However, consider the position if the client receives only a low financial benefit, and does not recover its costs or recovers only a small proportion of its costs. In those circumstances the current drafting means that the lawyer would likely recover less than the 30% they would be entitled to receive if the client lost the case outright. And if the client has been paying the 30% on account on an ongoing basis, then presumably those payments would have to be refunded to the client, to the extent that they exceed any recoverable costs plus (in this scenario) what would be a very low DBA payment.
What this means is that there are circumstances in which the lawyer would be better off if the client lost the case outright than if the client won and received some small financial benefit. This seems an obvious lacuna which is both illogical and undesirable, particularly as it heightens the potential for a conflict of interest on the part of the lawyer acting under the DBA.
In my view, the redrafted Regulations should be amended to fill this lacuna. The most obvious solution would be to allow the DBA to provide that, if the DBA payment would be less than 30% of irrecoverable costs (or whatever percentage the DBA provides is payable in the event of a loss; 30% is of course a maximum), then the lawyer can be paid the 30% (or relevant percentage) instead of the DBA payment. That would remove the difficulty that arises on current drafting.
Is 30% the right figure?
As explained above, the redrafted Regulations provide that, on a loss, the lawyer can recover up to 30% of irrecoverable costs. The 30% figure is put forward as a suggested figure. The drafters recognise that the ultimate figure will be a matter for the MoJ to determine, following consultation, if the redrafted Regulations are taken forward. Nonetheless, it does seem to be a very low starting point, given the apparent aim of allowing the lawyer to recover (at least a contribution to) basic costs if the matter fails.
While solicitors’ profit margins no doubt vary, the Law Society’s Financial Benchmarking Survey 2018 states a median profitability figure of 21.8% for all practices (as a percentage of fee income) or, in other words, a cost base of 78.2%. On that basis, a mere 30% recovery would represent a significant loss.
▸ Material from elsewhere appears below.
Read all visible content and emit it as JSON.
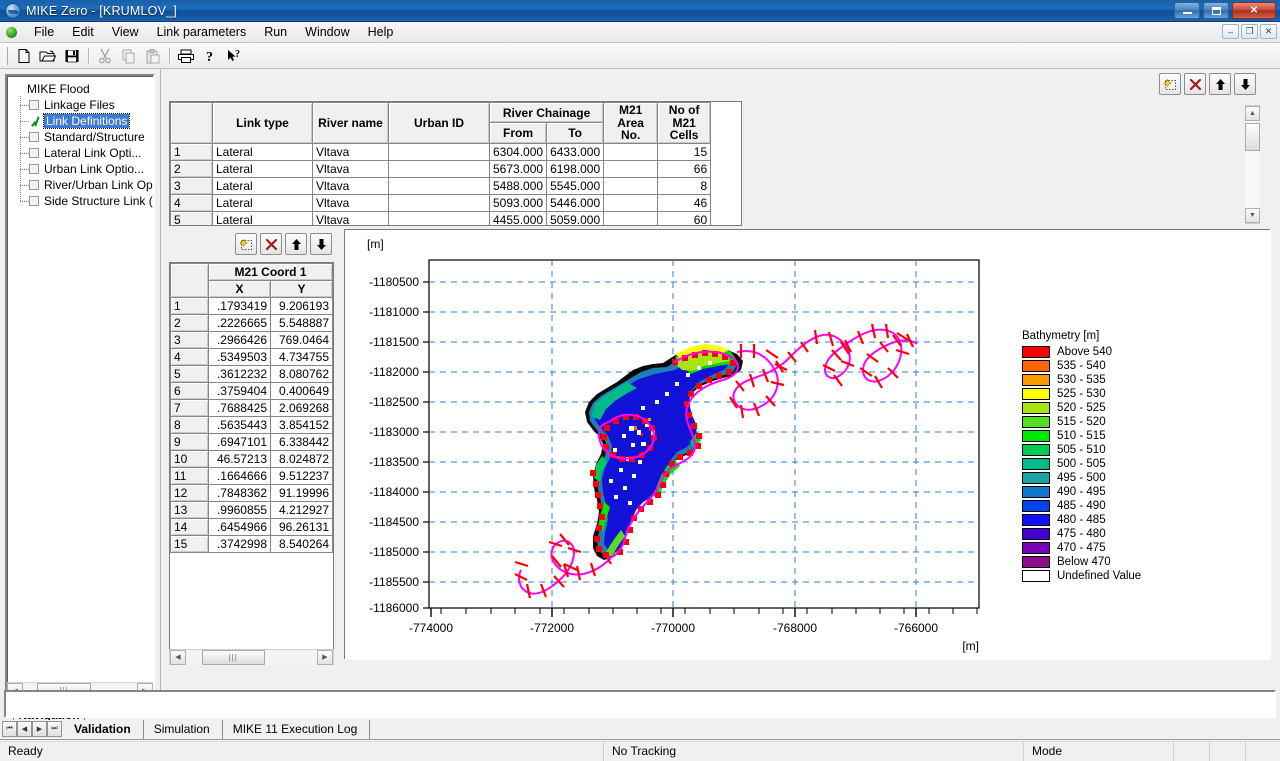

There is a great difference between a lawyer’s likely willingness to put at risk, on the one hand, the ability to make a profit in a matter and, on the other, the ability to cover overheads. If the redrafted Regulations are to meet the objective of establishing DBAs as a realistic funding mechanism for the benefit of both lawyers and clients, in appropriate cases, it is at least arguable that this figure should better reflect the lawyer’s direct costs in conducting the litigation. No doubt that will be something for debate in due course if the reform project proceeds.
As noted above, feedback on the redrafted Regulations has been requested by 15 November 2019. The drafters will then prepare a supplementary report in light of the feedback received. At that point the ball will be firmly back in the MoJ’s court.
In its post-implementation review, the MoJ indicated that it would give careful consideration to the way forward in light of the outcome of the current review of the DBA Regulations. That looks set to happen, given remarks delivered at the 17 October 2019 conference by the MoJ’s Head of Civil Litigation Funding and Costs, Robert Wright. A positive reception, at least for hybrids, should not however be taken for granted, even ignoring the uncertainties resulting from the upcoming election. It seems clear that the MoJ will, quite understandably, want to ensure that any new regime will not lead to abuses. The question is whether it will be satisfied that the redrafted Regulations give sufficient protection, when combined with existing professional conduct obligations. The hope, for practitioners and clients seeking a more flexible DBA regime, is that it will.